____ Record excerpts
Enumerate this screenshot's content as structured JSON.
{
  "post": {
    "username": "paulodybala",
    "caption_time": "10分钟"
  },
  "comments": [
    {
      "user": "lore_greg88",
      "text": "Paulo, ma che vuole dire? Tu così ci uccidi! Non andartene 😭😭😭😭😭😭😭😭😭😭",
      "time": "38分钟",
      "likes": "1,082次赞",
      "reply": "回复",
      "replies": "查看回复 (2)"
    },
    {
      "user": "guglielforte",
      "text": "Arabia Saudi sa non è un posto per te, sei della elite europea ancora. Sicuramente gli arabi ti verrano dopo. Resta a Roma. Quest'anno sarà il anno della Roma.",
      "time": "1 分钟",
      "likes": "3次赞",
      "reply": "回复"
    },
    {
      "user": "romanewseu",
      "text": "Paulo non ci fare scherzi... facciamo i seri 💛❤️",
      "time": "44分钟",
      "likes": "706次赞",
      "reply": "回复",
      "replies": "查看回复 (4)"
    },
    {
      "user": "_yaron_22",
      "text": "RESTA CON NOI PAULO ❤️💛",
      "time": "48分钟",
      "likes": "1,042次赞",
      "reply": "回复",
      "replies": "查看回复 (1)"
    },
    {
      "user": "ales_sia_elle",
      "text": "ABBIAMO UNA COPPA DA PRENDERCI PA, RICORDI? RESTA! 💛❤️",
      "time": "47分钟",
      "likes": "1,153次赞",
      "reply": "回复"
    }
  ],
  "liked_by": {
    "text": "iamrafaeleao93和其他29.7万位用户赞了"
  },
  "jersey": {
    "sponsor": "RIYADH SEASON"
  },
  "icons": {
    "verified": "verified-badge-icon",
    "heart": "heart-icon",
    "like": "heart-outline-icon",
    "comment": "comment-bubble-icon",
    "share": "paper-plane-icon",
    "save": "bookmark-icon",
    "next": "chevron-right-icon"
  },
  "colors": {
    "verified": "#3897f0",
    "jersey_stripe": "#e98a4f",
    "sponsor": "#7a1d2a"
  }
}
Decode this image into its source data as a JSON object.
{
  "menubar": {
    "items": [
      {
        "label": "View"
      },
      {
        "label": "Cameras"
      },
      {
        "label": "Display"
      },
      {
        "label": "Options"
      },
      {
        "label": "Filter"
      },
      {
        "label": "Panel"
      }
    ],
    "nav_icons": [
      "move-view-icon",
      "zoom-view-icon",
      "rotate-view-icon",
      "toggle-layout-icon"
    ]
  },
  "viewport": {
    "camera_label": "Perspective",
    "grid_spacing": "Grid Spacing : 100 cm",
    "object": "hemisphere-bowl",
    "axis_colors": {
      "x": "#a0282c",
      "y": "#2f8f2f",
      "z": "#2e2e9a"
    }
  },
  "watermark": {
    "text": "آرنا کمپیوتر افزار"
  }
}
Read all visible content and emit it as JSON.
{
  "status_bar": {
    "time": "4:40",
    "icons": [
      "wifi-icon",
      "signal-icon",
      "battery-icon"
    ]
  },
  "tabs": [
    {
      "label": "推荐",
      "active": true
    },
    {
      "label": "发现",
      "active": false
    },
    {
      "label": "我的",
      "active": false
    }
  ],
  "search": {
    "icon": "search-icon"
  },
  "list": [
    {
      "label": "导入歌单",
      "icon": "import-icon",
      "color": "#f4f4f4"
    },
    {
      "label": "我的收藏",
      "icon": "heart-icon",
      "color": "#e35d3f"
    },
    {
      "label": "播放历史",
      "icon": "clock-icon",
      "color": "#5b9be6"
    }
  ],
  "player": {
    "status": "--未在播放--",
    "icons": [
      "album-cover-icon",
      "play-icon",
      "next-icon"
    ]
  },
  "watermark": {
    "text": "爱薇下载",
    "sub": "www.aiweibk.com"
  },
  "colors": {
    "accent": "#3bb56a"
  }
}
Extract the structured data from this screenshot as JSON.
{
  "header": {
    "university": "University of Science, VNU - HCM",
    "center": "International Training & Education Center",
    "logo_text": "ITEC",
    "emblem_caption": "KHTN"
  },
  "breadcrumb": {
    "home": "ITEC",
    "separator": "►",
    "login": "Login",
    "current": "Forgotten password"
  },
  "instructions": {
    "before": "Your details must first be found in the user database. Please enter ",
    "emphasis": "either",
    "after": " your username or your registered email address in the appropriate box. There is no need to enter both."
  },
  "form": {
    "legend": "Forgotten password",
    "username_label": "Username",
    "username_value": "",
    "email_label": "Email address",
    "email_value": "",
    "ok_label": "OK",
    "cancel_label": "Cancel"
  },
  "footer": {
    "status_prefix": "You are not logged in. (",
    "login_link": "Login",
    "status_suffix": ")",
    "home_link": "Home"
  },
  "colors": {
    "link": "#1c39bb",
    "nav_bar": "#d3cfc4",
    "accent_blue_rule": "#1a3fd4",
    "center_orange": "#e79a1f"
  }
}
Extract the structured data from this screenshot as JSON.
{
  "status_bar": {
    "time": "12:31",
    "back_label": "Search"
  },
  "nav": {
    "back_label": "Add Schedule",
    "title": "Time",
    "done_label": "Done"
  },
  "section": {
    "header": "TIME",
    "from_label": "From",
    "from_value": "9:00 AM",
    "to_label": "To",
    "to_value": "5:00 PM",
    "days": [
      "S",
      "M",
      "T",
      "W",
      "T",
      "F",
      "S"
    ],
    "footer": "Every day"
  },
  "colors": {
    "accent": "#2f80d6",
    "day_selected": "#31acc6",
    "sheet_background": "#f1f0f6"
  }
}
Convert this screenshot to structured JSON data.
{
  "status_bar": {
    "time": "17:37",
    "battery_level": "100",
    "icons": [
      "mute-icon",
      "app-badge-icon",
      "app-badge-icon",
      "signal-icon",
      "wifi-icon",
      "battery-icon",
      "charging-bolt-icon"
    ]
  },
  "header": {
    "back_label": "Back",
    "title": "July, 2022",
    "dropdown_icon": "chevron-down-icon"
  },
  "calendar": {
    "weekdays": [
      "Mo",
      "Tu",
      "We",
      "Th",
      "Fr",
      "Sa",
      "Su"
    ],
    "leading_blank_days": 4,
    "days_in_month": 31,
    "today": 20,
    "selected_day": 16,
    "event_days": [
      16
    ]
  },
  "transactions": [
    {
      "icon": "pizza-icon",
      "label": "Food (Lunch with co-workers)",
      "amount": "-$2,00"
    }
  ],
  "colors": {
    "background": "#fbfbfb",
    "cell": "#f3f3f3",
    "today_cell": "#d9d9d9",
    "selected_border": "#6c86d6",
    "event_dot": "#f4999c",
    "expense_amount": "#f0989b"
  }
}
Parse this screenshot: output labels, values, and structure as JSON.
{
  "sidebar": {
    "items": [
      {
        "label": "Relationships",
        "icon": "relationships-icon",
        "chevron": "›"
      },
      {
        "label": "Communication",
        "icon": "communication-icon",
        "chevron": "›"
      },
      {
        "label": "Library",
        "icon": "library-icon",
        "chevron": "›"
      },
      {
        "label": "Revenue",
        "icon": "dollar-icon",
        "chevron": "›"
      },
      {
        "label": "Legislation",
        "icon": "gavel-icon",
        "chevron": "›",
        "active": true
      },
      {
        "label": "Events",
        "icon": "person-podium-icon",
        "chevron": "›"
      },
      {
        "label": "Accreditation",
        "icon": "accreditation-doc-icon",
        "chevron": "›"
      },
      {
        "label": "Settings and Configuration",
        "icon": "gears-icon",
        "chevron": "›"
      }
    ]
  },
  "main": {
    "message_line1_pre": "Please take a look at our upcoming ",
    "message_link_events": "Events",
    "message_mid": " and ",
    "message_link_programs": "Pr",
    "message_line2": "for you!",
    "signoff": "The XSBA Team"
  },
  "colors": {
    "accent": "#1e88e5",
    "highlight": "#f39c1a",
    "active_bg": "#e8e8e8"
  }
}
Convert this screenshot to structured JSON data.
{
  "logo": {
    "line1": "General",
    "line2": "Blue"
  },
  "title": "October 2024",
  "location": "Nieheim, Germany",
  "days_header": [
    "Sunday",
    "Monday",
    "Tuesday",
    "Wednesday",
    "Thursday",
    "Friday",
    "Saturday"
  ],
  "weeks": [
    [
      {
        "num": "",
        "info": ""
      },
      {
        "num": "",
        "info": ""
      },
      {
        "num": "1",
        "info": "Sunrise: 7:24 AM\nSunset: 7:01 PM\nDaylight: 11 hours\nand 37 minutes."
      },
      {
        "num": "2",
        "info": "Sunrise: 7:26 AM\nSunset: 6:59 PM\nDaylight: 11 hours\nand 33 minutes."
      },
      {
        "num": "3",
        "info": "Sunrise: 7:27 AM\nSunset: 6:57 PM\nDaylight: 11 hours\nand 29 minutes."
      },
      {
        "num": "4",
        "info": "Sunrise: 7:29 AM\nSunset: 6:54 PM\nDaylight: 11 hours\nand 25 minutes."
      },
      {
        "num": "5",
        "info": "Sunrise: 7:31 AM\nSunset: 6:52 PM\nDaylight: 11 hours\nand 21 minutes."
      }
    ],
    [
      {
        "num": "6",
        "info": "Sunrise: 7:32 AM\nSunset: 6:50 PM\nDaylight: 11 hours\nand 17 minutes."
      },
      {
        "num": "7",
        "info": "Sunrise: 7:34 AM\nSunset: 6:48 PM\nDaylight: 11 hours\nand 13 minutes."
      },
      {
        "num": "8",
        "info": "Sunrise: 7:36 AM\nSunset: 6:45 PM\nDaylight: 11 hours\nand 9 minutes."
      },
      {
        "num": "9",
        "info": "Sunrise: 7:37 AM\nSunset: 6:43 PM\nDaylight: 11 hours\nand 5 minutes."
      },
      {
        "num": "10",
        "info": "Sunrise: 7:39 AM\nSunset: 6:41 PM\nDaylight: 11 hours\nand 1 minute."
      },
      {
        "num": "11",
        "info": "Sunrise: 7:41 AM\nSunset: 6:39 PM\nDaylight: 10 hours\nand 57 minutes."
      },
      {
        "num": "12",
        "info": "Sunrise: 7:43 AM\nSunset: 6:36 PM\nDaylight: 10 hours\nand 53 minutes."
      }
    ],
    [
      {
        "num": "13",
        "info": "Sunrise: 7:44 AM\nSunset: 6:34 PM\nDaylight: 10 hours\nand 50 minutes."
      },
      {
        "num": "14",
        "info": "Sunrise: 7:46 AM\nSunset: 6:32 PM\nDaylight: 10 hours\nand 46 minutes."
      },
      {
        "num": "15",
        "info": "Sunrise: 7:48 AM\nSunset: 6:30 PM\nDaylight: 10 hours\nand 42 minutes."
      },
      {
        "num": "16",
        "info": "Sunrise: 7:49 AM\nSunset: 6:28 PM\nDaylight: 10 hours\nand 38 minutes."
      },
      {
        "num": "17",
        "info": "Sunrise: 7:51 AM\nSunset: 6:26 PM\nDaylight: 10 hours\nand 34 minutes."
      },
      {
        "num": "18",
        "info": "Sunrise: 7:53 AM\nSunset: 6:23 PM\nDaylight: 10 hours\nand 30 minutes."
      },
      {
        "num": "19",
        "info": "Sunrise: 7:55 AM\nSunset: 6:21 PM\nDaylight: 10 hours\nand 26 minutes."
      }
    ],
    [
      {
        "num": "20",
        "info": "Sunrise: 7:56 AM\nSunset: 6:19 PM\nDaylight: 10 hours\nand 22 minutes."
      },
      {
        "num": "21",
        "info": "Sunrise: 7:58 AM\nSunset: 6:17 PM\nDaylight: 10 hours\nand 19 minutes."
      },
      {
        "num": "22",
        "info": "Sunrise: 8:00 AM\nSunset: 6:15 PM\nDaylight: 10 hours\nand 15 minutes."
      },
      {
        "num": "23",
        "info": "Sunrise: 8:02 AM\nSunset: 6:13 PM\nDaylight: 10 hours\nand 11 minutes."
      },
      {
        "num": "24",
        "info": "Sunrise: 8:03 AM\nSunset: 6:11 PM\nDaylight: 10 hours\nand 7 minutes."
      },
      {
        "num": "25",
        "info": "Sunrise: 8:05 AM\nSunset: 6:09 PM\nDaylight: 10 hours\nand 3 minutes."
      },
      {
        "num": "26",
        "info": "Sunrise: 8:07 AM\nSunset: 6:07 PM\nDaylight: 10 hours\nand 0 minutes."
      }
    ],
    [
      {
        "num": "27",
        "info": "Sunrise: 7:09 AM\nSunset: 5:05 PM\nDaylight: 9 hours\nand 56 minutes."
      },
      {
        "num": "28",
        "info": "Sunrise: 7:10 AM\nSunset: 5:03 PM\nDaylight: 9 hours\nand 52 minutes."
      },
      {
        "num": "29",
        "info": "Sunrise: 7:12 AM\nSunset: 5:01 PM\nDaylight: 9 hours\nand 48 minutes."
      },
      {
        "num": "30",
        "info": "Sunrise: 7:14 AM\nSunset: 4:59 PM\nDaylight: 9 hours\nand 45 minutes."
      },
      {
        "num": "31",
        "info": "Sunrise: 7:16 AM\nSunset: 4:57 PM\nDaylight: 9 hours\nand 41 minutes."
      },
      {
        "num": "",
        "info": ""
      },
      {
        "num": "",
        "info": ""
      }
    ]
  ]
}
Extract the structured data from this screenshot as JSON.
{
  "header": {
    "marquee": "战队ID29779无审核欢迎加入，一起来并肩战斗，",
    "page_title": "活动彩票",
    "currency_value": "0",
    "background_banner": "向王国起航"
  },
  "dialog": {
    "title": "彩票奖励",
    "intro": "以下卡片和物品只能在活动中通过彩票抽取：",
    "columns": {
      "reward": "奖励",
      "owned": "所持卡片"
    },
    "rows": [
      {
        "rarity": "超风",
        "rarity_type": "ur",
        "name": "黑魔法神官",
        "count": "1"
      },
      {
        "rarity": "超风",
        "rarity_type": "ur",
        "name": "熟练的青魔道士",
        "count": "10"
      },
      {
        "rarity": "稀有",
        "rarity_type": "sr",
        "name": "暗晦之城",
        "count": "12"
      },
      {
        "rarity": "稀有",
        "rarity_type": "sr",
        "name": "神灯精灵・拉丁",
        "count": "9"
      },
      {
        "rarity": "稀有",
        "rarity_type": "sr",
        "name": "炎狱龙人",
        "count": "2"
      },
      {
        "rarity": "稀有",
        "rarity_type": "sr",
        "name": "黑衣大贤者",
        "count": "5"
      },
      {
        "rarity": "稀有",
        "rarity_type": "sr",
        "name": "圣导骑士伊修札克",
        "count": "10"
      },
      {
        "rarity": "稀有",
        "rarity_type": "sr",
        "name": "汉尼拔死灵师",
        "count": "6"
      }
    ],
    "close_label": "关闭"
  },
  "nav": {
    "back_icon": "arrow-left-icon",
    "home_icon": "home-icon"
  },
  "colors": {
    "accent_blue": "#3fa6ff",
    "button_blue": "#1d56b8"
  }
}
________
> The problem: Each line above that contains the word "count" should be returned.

> Solved problem:
        "count": "1"
        "count": "10"
        "count": "12"
        "count": "9"
        "count": "2"
        "count": "5"
        "count": "10"
        "count": "6"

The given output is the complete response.